- **What the task asks**:
With the pictures removed, write out the data below exactly.

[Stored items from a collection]

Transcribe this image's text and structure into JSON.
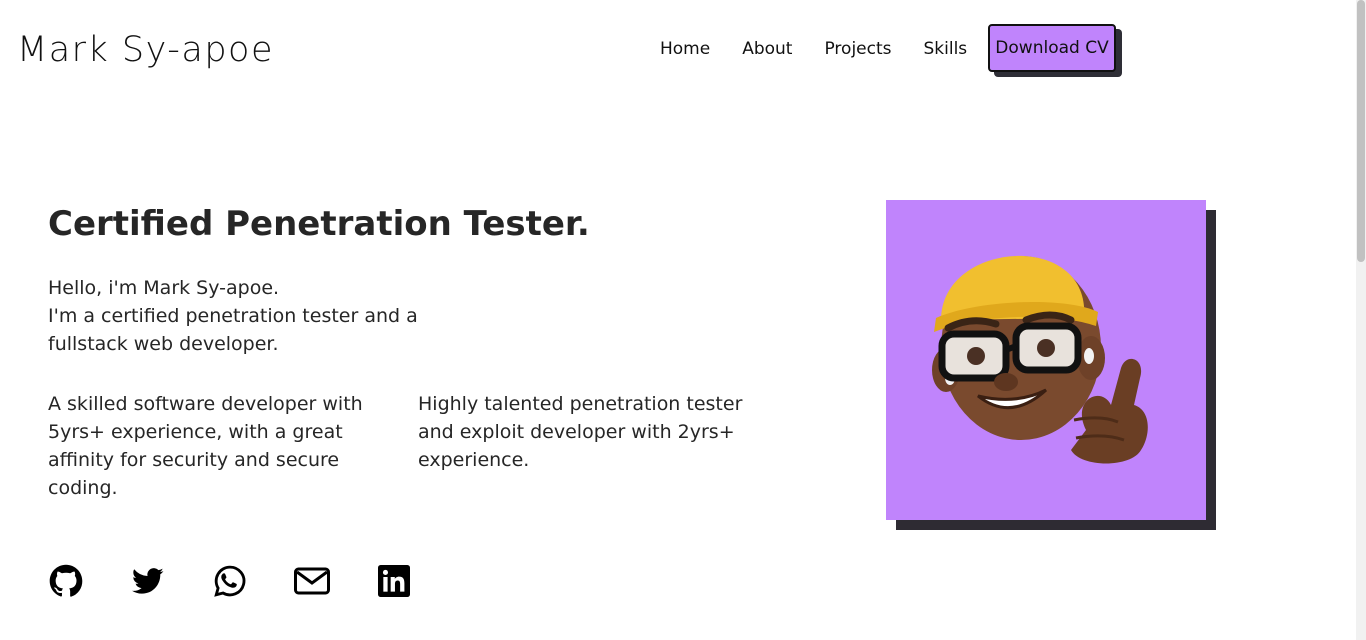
{
  "header": {
    "logo": "Mark Sy-apoe",
    "nav": [
      "Home",
      "About",
      "Projects",
      "Skills"
    ],
    "cta": "Download CV"
  },
  "hero": {
    "title": "Certified Penetration Tester.",
    "intro_line1": "Hello, i'm Mark Sy-apoe.",
    "intro_line2": "I'm a certified penetration tester and a fullstack web developer.",
    "col1": "A skilled software developer with 5yrs+ experience, with a great affinity for security and secure coding.",
    "col2": "Highly talented penetration tester and exploit developer with 2yrs+ experience."
  },
  "socials": [
    "github-icon",
    "twitter-icon",
    "whatsapp-icon",
    "mail-icon",
    "linkedin-icon"
  ],
  "colors": {
    "accent": "#c084fc",
    "shadow": "#2e2b33",
    "text": "#262626"
  }
}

- **Your solution**:
Transcribe this image's text and structure into JSON.
{
  "header": {
    "logo": "Mark Sy-apoe",
    "nav": [
      "Home",
      "About",
      "Projects",
      "Skills"
    ],
    "cta": "Download CV"
  },
  "hero": {
    "title": "Certified Penetration Tester.",
    "intro_line1": "Hello, i'm Mark Sy-apoe.",
    "intro_line2": "I'm a certified penetration tester and a fullstack web developer.",
    "col1": "A skilled software developer with 5yrs+ experience, with a great affinity for security and secure coding.",
    "col2": "Highly talented penetration tester and exploit developer with 2yrs+ experience."
  },
  "socials": [
    "github-icon",
    "twitter-icon",
    "whatsapp-icon",
    "mail-icon",
    "linkedin-icon"
  ],
  "colors": {
    "accent": "#c084fc",
    "shadow": "#2e2b33",
    "text": "#262626"
  }
}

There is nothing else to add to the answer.